​A study presented during the World Congress on Osteoporosis, Osteoarthritis and Musculoskeletal Diseases in Seville shows that high levels of protein intake (HProt) enhance the positive impact of high physical activity (HPA) on bone structure and strength in healthy pre-pubertal boys.

Researchers from the University of Geneva in Switzerland and Eindhoven University in the Netherlands tracked 176 healthy pre-pubertal boy [More]

Researchers evaluate cost-effectiveness of osteoporosis screening strategy using FRAX

​In new research presented at the World Congress on Osteoporosis, Osteoarthritis and Musculoskeletal Diseases today, investigators showed that an osteoporosis screening strategy using FRAX as a pre-screening tool is cost-effective if the follow up of the screening and medication adherence are optimized. [More]
Fourth Herbert A. Fleisch ESCEO-IOF Medal awarded to Belgian researcher at Ghent University Hospital

Fourth Herbert A. Fleisch ESCEO-IOF Medal awarded to Belgian researcher at Ghent University Hospital

​The 4th Herbert A. Fleisch ESCEO-IOF Medal was awarded today to eminent Belgian researcher Jean-Marc Kaufman, Professor of Medicine at the Ghent University Hospital, Ghent, Belgium. [More]

Experts gather for World Congress on Osteoporosis, Osteoarthritis and Musculoskeletal Diseases

Investigators and clinicians from more than 60 countries will gather today in Seville, Spain for the World Congress on Osteoporosis, Osteoarthritis and Musculoskeletal Diseases. [More]

International Osteoporosis Foundation launches FRAX App to assess risk of osteoporotic fracture

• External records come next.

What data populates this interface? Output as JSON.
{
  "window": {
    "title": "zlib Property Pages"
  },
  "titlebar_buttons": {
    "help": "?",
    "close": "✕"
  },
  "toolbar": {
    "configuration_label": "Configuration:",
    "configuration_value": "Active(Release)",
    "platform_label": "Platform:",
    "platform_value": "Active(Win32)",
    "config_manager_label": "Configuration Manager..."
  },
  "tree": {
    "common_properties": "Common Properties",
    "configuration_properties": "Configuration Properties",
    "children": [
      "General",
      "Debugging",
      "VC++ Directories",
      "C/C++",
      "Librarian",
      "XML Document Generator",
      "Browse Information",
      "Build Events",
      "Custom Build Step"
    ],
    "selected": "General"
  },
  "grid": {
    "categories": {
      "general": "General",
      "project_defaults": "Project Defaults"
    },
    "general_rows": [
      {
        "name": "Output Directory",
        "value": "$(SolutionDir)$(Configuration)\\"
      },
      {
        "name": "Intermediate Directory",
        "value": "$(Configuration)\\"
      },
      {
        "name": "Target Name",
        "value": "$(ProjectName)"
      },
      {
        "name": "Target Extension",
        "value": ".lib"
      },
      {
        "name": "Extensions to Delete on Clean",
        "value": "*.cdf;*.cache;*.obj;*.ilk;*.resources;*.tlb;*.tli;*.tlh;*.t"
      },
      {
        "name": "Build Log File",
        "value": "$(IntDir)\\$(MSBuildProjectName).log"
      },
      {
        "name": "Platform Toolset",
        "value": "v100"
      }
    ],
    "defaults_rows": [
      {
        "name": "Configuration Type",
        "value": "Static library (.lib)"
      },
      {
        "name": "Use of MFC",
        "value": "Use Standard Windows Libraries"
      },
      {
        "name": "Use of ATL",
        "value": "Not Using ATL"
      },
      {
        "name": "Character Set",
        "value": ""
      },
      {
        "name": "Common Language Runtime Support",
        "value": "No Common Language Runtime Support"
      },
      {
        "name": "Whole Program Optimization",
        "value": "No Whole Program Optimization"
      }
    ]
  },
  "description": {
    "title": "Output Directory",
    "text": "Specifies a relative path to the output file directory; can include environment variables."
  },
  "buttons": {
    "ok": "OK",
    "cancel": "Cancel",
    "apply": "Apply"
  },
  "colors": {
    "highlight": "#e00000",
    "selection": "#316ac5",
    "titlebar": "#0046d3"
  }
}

​Osteoporosis management guidelines around the world now recommend that fracture risk assessment be part of any clinical evaluation for osteoporosis. As a result, rather than relying on bone mineral density values alone, physicians now consider future fracture risk when making treatment decisions. [More]